When I first started writing articles I found it difficult being criticised or corrected. Instead of responding I would react to the comments and feel angry.
Overtime, I realised that my responses were reactive instead of proactive. There was a lesson here that I needed to learn if I was to continue with my passion of writing articles and quotes.
The other thing I realised was that some people will put their own interpretation on your article or quote. Instead of seeking clarification on what you mean, they immediately go into defence mode and verbal attack you, not criticise but literally have a go at you.
Maybe they believe they are offering constructive criticism but seriously saying things like, ‘you are shameful’ or my personal favourite ‘you must be a hateful person’ wouldn’t be considered constructive in anyone’s language.
Then there are the people who love to tell you about any spelling or grammar errors you have made. I don’t have an issue with this; all I ask is extend some common courtesy and tell me in a private message.
These are my strategies that I have put into place when handling criticism, although I have been known to occasionally slip up! I’m still learning!
‘Don’t mind criticism. If it’s untrue, disregard it. If it’s unfair, keep from irritation. If it’s ignorant, smile. If it’s justified, it’s not criticism, learn from it.’
Review your work – and then review it again. Get someone else to proof read your writings. Try to ensure that there is little for people to criticise and if by some chance a mistake falls through the cracks; don’t take offense, after all we are all human and make mistakes.
Ask for clarification – I admit this is the one that I struggled with the most as it goes against everything I have learned about effective communication, ‘if you disagree with a person’s viewpoint, then back up your comment with facts to support your claim’ and ‘as a listener it’s your responsibility to ask the speaker for clarification’. Nowadays many people don’t adhere to this principal and that’s when things can get difficult.
If you don’t understand or think that their comment is unfair, then you ask for clarification. They have to defend their opinion instead of you having to defend your article. Putting the onus back on them to explain will hopefully bring about an honest open discussion that benefits you both.
Do apologise – So you made a mistake and there’s a typo error in your article, take responsibility for it. The best way to stop some critics is to admit your error and thank them. This takes all the wind out of them and leaves no opportunity for a reply.
Offer no response – Sometimes it’s best to just remain silent. Especially, if the comment is a verbal attack on you the person. In this situation, the temptation to react with equal negatively can be overwhelming but by not responding you are effectively cutting off any type of argument.
Say thanks – Thanking them for the comment/feedback is more for you than them. It shows you are mature enough to accept the criticism and lets them know that you haven’t reacted to it. It’s about your own self-respect and worth not theirs.
‘Learn to handle criticism. Let it develop you instead of discourage you’

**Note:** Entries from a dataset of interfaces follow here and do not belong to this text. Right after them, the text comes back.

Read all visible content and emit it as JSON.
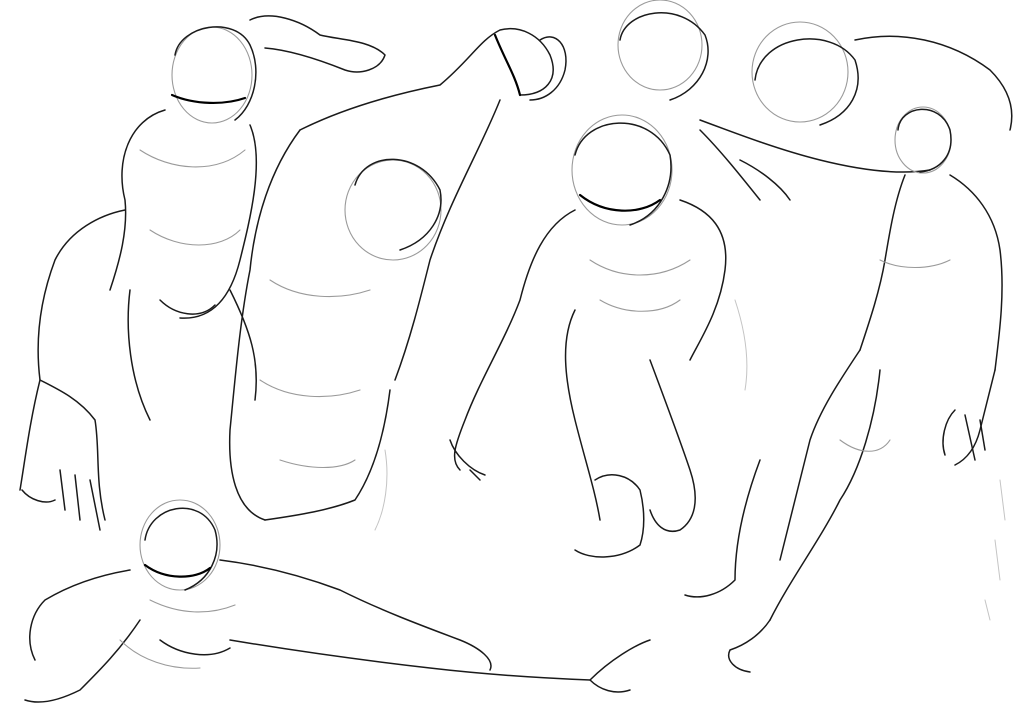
{
  "artwork": {
    "kind": "figure-sketch-sheet",
    "background_color": "#ffffff",
    "line_color": "#1a1a1a",
    "construction_line_color": "#9a9a9a",
    "figures": [
      {
        "pose": "lunging-reach",
        "view": "foreshortened-top"
      },
      {
        "pose": "reaching-up",
        "view": "from-above"
      },
      {
        "pose": "kneeling-crouch",
        "view": "front"
      },
      {
        "pose": "leaning-back-reach",
        "view": "from-above"
      },
      {
        "pose": "standing-arm-down",
        "view": "three-quarter-top"
      },
      {
        "pose": "low-split-stretch",
        "view": "front"
      }
    ]
  }
}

At the end of the day, you can’t please everyone and people will always find fault in your work. Stand by your words, own them and don’t let others discourage you.
The most admired and respected people are the ones who continue despite criticism, for they see it as an opportunity to learn and grow from.